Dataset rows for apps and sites

________

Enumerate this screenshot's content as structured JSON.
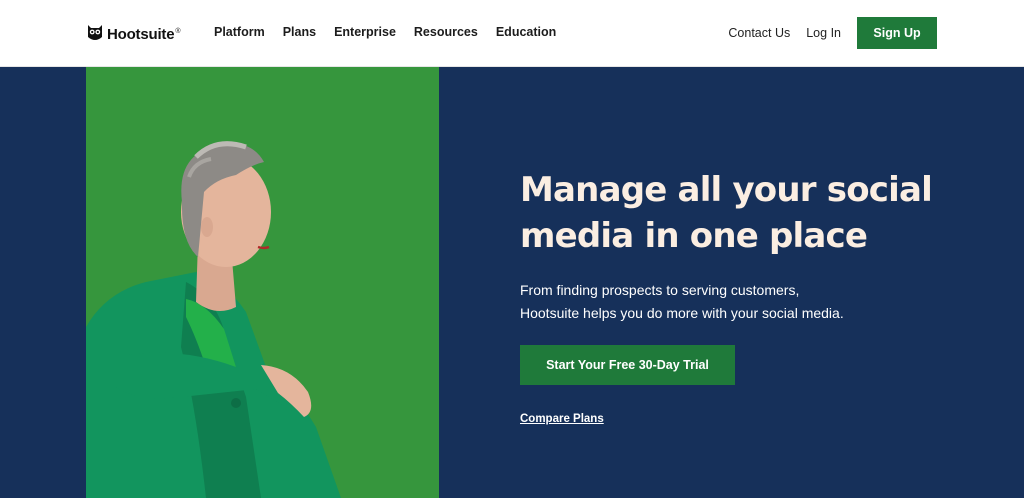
{
  "nav": {
    "logo": {
      "text": "Hootsuite",
      "mark": "®",
      "icon": "owl-logo-icon"
    },
    "links": [
      "Platform",
      "Plans",
      "Enterprise",
      "Resources",
      "Education"
    ],
    "contact_label": "Contact Us",
    "login_label": "Log In",
    "signup_label": "Sign Up"
  },
  "hero": {
    "title": "Manage all your social media in one place",
    "subtitle_line1": "From finding prospects to serving customers,",
    "subtitle_line2": "Hootsuite helps you do more with your social media.",
    "cta_label": "Start Your Free 30-Day Trial",
    "compare_label": "Compare Plans"
  },
  "colors": {
    "brand_green": "#1f7a3a",
    "hero_navy": "#16305a",
    "photo_green": "#36963d",
    "title_cream": "#fbeee2"
  }
}
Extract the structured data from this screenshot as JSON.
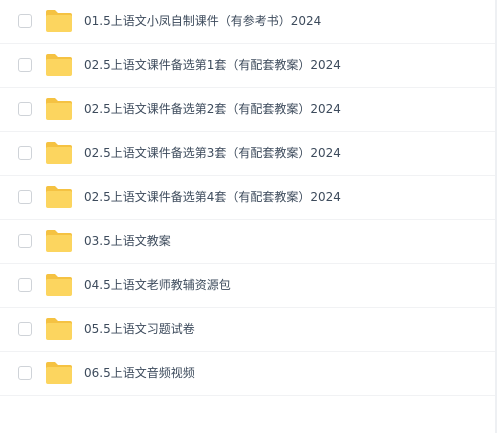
{
  "files": [
    {
      "name": "01.5上语文小凤自制课件（有参考书）2024",
      "type": "folder"
    },
    {
      "name": "02.5上语文课件备选第1套（有配套教案）2024",
      "type": "folder"
    },
    {
      "name": "02.5上语文课件备选第2套（有配套教案）2024",
      "type": "folder"
    },
    {
      "name": "02.5上语文课件备选第3套（有配套教案）2024",
      "type": "folder"
    },
    {
      "name": "02.5上语文课件备选第4套（有配套教案）2024",
      "type": "folder"
    },
    {
      "name": "03.5上语文教案",
      "type": "folder"
    },
    {
      "name": "04.5上语文老师教辅资源包",
      "type": "folder"
    },
    {
      "name": "05.5上语文习题试卷",
      "type": "folder"
    },
    {
      "name": "06.5上语文音频视频",
      "type": "folder"
    }
  ],
  "colors": {
    "folder_front": "#fcd55f",
    "folder_back": "#f5c242",
    "text": "#3d4b5c",
    "checkbox_border": "#cfd3d8",
    "divider": "#f1f2f4"
  },
  "icons": {
    "folder": "folder-icon"
  }
}
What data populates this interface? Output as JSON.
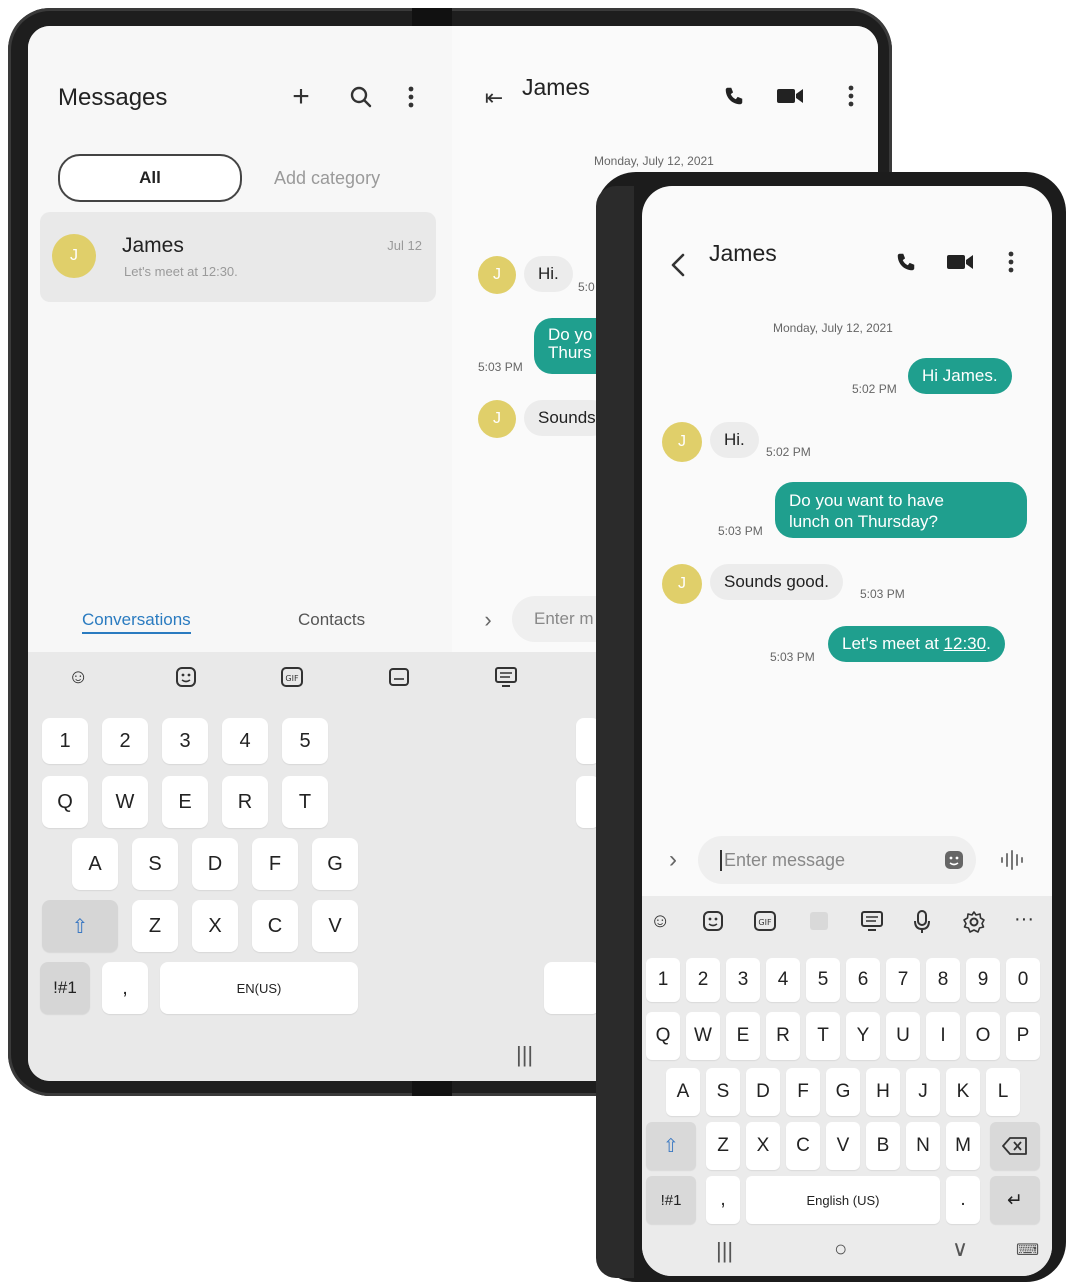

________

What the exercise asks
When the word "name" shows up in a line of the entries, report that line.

Answer box
      "name": "01.5上语文小凤自制课件（有参考书）2024",
      "name": "02.5上语文课件备选第1套（有配套教案）2024",
      "name": "02.5上语文课件备选第2套（有配套教案）2024",
      "name": "02.5上语文课件备选第3套（有配套教案）2024",
      "name": "02.5上语文课件备选第4套（有配套教案）2024",
      "name": "03.5上语文教案",
      "name": "04.5上语文老师教辅资源包",
      "name": "05.5上语文习题试卷",
      "name": "06.5上语文音频视频",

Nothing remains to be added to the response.